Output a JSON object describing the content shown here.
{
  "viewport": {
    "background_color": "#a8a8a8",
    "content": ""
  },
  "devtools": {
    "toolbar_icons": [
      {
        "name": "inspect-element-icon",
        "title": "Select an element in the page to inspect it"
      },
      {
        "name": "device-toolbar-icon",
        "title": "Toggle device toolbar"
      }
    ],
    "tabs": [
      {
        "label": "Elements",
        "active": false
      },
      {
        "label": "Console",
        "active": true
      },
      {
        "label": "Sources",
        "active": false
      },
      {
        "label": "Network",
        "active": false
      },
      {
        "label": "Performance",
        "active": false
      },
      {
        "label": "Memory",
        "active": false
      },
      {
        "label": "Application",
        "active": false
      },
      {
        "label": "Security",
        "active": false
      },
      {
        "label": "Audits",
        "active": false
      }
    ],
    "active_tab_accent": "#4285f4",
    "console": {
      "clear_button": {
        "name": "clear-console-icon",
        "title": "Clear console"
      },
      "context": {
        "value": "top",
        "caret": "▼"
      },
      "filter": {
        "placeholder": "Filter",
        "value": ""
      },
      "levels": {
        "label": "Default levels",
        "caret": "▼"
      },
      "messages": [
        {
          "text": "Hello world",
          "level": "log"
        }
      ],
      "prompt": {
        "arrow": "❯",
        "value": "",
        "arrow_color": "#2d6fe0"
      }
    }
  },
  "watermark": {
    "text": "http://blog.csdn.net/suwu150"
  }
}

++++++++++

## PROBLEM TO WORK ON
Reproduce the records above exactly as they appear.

## EXERCISE RESPONSE
Output a JSON object describing the content shown here.
{
  "viewport": {
    "background_color": "#a8a8a8",
    "content": ""
  },
  "devtools": {
    "toolbar_icons": [
      {
        "name": "inspect-element-icon",
        "title": "Select an element in the page to inspect it"
      },
      {
        "name": "device-toolbar-icon",
        "title": "Toggle device toolbar"
      }
    ],
    "tabs": [
      {
        "label": "Elements",
        "active": false
      },
      {
        "label": "Console",
        "active": true
      },
      {
        "label": "Sources",
        "active": false
      },
      {
        "label": "Network",
        "active": false
      },
      {
        "label": "Performance",
        "active": false
      },
      {
        "label": "Memory",
        "active": false
      },
      {
        "label": "Application",
        "active": false
      },
      {
        "label": "Security",
        "active": false
      },
      {
        "label": "Audits",
        "active": false
      }
    ],
    "active_tab_accent": "#4285f4",
    "console": {
      "clear_button": {
        "name": "clear-console-icon",
        "title": "Clear console"
      },
      "context": {
        "value": "top",
        "caret": "▼"
      },
      "filter": {
        "placeholder": "Filter",
        "value": ""
      },
      "levels": {
        "label": "Default levels",
        "caret": "▼"
      },
      "messages": [
        {
          "text": "Hello world",
          "level": "log"
        }
      ],
      "prompt": {
        "arrow": "❯",
        "value": "",
        "arrow_color": "#2d6fe0"
      }
    }
  },
  "watermark": {
    "text": "http://blog.csdn.net/suwu150"
  }
}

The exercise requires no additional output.